Start by creating a virtual machine. Set the guest OS to “Mac OS X Server 10.5 32-bit.” Yes, that’s 10.5 — like I said earlier, 10.4 was never supported, so 10.5 is the closest choice we’ve got. The hard drive and CD drive can both be SATA. There’s nothing really special about the setup at this point.

Bypass the server OS check

If you try to boot the install disc at this point, VMware will complain because you’re not running Mac OS X Server. I’ve found other workarounds online that involve adding files to the CD and hard drive to fool VMware into thinking it’s booting to a server install, but there’s an easier approach: use a custom EFI firmware that doesn’t perform this check. This custom firmware is called efi32-srvr.rom and is included with older versions of the unlocker I mentioned earlier.

Once you have the file, put it in the same directory as your .vmx file, and add the following line to the vmx file:

Note that there is a potential danger in doing this. The efi32-srvr.rom file is pretty old, and VMware’s own EFI firmware has probably been updated quite a bit in the meantime, so you’ll be missing out on some fixes. Despite that concern, it seems to work fine in my experience.

Fix a kernel panic

Now if you try to boot, you’ll see the Apple logo for a brief moment, and assuming you have a newer CPU, VMware will crap out, telling you the CPU has been disabled by the guest operating system. You’ll see a kernel panic on the screen.

The reason for the kernel panic is because OS X 10.4 is old and your CPU is new. Note that if you are virtualizing OS X on a Core 2 Duo, you probably won’t run into this problem. It’s only an issue if you have a CPU that’s newer. Add the following line to the vmx file:

If your CPU is really new and the previous line by itself doesn’t fix the kernel panic, keep that line in place and add these four additional lines:

After doing this, you can boot from the CD and into the installer, but you’ll soon run into a snag.

Spoof the matching Mac model

Since you’re using a DVD from an actual Mac, you need VMware to pretend to be that Mac. Otherwise, the installer will tell you that “This software cannot be installed on this computer.” That’s the installer’s way of saying that your computer doesn’t match the DVD.

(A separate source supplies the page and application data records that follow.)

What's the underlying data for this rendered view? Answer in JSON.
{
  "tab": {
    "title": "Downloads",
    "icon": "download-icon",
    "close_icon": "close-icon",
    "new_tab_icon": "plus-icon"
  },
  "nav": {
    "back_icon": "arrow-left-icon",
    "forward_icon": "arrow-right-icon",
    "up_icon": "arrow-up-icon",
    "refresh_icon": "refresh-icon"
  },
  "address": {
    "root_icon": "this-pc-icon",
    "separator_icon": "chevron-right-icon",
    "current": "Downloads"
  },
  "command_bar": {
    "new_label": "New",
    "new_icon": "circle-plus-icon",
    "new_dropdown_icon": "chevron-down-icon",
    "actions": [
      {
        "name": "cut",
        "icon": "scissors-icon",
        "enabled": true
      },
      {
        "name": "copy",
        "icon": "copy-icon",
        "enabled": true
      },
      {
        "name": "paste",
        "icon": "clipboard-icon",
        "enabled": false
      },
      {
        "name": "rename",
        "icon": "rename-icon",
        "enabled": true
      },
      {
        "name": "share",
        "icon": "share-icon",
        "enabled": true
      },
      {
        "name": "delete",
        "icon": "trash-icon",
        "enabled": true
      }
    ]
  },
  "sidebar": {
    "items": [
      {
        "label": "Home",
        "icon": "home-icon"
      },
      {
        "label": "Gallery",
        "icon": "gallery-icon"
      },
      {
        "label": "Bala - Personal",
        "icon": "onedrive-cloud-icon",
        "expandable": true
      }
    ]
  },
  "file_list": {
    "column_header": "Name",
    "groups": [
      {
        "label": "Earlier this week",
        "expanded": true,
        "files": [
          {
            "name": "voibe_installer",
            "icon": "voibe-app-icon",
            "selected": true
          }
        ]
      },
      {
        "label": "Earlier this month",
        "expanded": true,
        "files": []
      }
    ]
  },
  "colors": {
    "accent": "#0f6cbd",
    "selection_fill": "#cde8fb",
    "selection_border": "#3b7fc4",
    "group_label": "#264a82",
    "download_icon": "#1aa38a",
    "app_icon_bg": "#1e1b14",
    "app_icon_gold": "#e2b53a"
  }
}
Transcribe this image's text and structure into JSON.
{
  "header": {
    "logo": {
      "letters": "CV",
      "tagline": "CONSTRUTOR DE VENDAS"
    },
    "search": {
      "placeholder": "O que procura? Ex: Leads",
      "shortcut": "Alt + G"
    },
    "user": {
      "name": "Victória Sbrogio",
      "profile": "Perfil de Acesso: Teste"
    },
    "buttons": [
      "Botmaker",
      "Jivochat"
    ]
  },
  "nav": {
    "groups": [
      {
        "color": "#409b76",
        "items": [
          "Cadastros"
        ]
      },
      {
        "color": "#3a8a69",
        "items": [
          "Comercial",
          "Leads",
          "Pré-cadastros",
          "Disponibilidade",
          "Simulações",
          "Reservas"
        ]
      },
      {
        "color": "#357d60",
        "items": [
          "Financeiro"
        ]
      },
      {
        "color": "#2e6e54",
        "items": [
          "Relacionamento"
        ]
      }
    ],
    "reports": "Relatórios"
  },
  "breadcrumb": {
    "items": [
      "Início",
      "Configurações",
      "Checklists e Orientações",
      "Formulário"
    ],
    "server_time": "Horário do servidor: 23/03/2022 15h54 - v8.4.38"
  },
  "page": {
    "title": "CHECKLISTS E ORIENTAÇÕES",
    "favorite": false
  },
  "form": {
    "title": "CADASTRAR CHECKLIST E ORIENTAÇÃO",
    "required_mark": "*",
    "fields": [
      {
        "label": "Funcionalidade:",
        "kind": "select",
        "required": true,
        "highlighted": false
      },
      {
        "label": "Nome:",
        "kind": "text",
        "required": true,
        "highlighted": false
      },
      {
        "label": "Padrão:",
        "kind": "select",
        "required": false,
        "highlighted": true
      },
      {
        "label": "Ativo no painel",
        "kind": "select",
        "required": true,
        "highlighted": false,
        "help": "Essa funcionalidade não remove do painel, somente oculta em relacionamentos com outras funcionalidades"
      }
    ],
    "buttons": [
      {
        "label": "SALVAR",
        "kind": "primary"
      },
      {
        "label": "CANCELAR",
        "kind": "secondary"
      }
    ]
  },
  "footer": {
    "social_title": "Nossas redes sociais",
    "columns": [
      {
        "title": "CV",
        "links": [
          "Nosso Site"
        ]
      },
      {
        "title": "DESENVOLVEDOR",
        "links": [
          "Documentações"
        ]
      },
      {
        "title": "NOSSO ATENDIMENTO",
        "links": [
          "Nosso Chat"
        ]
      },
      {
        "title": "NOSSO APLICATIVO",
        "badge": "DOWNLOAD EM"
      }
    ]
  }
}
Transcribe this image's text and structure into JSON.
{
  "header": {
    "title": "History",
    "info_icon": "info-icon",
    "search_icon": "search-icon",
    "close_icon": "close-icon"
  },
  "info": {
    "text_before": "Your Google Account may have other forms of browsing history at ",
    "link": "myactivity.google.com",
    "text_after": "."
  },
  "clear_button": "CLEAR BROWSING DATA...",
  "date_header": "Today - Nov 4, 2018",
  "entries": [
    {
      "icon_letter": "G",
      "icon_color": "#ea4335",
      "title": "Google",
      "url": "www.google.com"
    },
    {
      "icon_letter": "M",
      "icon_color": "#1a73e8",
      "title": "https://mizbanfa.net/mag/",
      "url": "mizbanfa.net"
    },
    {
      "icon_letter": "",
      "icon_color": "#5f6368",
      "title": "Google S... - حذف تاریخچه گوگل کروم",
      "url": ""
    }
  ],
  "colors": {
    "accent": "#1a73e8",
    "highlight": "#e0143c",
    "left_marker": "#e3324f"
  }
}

You can figure out which Mac model goes with your DVD by looking at the following file on the DVD:

Install Mac Os On Vmware Workstation

/System/Installation/Packages/OSInstall.mpkg/Contents/OSInstall.dist

You can even “cat” its contents with the Terminal while booted into the install DVD, conveniently. Near the bottom of this file, you’ll see a variable called hwbeSupportedMachines being initialized in code. You can find a matching model string to use here (e.g. MacBookPro3,1).

Vmware Workstation 10 For Mac Os X Update

Shut down and close the virtual machine, and add one final line to the vmx file:

Vmware Workstation 10 For Mac Os X Lion

Obviously, replace MacBookPro3,1 with whatever matches your DVD.

Vmware Workstation 10 For Mac Os X El Capitan

All done

Vmware Workstation 10 For Mac Os X El Capitan

That’s all there is to it. Now the installer will run normally, and nothing special is required to get VMware to boot from the hard drive after installation. Don’t forget to use Disk Utility to erase the hard drive first. That’s all it takes to make a VM of Mac OS X 10.4. Adobe acrobat reader 10 free download. It’s too old to support installing VMware Tools, and audio also won’t work, but it’s better than not working at all, right?